Start of Block

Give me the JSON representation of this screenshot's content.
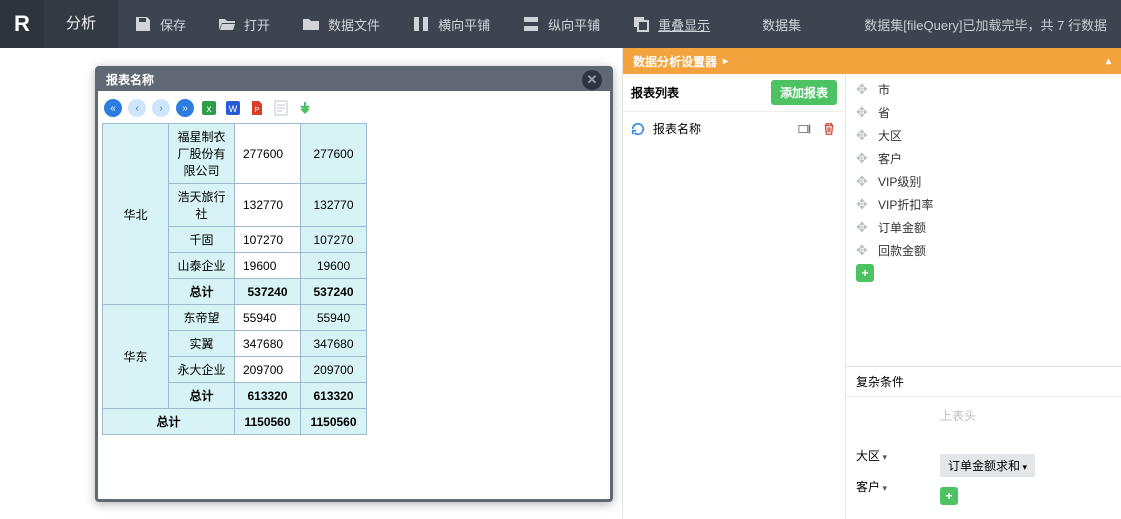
{
  "app": {
    "logo_letter": "R",
    "active_tab": "分析"
  },
  "toolbar": {
    "save": "保存",
    "open": "打开",
    "datafile": "数据文件",
    "tile_h": "横向平铺",
    "tile_v": "纵向平铺",
    "overlap": "重叠显示",
    "dataset": "数据集",
    "status": "数据集[fileQuery]已加载完毕，共 7 行数据"
  },
  "dialog": {
    "title": "报表名称"
  },
  "pivot": {
    "groups": [
      {
        "region": "华北",
        "rows": [
          {
            "cust": "福星制衣厂股份有限公司",
            "a": "277600",
            "b": "277600"
          },
          {
            "cust": "浩天旅行社",
            "a": "132770",
            "b": "132770"
          },
          {
            "cust": "千固",
            "a": "107270",
            "b": "107270"
          },
          {
            "cust": "山泰企业",
            "a": "19600",
            "b": "19600"
          }
        ],
        "subtotal": {
          "label": "总计",
          "a": "537240",
          "b": "537240"
        }
      },
      {
        "region": "华东",
        "rows": [
          {
            "cust": "东帝望",
            "a": "55940",
            "b": "55940"
          },
          {
            "cust": "实翼",
            "a": "347680",
            "b": "347680"
          },
          {
            "cust": "永大企业",
            "a": "209700",
            "b": "209700"
          }
        ],
        "subtotal": {
          "label": "总计",
          "a": "613320",
          "b": "613320"
        }
      }
    ],
    "grand": {
      "label": "总计",
      "a": "1150560",
      "b": "1150560"
    }
  },
  "analyzer": {
    "title": "数据分析设置器",
    "list_title": "报表列表",
    "add_report": "添加报表",
    "report_name": "报表名称",
    "fields": [
      "市",
      "省",
      "大区",
      "客户",
      "VIP级别",
      "VIP折扣率",
      "订单金额",
      "回款金额"
    ],
    "cond_title": "复杂条件",
    "cond_top_placeholder": "上表头",
    "dims": [
      "大区",
      "客户"
    ],
    "metric": "订单金额求和"
  }
}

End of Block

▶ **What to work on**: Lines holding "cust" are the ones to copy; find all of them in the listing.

▶ **Answer to the problem**:
            "cust": "福星制衣厂股份有限公司",
            "cust": "浩天旅行社",
            "cust": "千固",
            "cust": "山泰企业",
            "cust": "东帝望",
            "cust": "实翼",
            "cust": "永大企业",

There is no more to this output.